- _What is required_:
Determine how many lines in the entries below contain "nakamise", and output that number alone.

- _Provided entries_:
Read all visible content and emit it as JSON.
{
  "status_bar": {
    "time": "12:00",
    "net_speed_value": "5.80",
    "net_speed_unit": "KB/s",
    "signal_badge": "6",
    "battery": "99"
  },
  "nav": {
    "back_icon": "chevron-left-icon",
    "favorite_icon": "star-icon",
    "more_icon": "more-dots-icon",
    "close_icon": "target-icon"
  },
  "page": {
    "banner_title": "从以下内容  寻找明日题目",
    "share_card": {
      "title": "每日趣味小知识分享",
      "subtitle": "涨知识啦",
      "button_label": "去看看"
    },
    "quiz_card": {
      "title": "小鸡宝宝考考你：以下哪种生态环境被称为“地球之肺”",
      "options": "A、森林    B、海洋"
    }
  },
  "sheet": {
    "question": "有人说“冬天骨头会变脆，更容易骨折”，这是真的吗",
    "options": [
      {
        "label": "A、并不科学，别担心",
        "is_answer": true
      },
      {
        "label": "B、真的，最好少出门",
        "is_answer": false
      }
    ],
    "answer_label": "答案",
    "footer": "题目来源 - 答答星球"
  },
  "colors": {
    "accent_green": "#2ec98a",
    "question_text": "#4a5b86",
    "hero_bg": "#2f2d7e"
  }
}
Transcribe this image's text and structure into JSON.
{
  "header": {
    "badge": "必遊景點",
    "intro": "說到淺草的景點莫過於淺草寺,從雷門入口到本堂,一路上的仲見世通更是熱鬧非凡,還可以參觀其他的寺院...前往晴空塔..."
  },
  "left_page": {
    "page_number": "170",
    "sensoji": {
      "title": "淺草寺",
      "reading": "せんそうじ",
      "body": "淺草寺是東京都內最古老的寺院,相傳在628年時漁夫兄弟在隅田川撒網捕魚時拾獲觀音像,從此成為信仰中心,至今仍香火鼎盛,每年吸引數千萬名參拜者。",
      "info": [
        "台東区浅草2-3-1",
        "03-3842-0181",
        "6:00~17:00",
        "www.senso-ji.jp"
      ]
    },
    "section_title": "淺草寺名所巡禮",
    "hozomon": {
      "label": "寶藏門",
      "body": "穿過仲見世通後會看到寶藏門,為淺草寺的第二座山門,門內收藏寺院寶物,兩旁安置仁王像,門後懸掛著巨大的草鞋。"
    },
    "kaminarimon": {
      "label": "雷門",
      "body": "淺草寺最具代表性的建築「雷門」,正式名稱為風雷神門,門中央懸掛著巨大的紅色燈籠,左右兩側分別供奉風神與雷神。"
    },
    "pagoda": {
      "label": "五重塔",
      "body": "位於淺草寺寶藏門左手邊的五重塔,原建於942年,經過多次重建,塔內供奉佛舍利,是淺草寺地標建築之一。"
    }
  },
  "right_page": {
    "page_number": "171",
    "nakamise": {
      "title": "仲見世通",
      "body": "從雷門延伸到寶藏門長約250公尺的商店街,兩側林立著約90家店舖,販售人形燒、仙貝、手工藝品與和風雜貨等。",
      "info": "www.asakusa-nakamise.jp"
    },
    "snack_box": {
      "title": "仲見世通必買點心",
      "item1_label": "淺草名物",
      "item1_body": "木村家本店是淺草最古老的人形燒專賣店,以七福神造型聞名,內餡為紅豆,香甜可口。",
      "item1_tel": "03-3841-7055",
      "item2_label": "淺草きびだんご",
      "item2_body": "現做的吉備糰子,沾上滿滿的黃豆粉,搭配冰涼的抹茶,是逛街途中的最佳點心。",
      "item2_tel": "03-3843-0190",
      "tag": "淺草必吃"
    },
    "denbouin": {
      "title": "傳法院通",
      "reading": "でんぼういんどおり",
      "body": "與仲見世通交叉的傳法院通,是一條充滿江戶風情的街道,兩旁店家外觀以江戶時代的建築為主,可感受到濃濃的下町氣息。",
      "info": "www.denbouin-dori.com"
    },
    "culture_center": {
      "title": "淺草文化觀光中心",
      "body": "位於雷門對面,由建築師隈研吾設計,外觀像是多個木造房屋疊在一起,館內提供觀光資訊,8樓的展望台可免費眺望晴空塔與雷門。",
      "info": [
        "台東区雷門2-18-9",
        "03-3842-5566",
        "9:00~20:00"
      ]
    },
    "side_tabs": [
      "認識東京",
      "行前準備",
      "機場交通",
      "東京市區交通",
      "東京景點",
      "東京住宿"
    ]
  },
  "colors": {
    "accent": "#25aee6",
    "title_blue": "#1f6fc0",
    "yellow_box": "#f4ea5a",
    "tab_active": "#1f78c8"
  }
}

- _Result below_:
2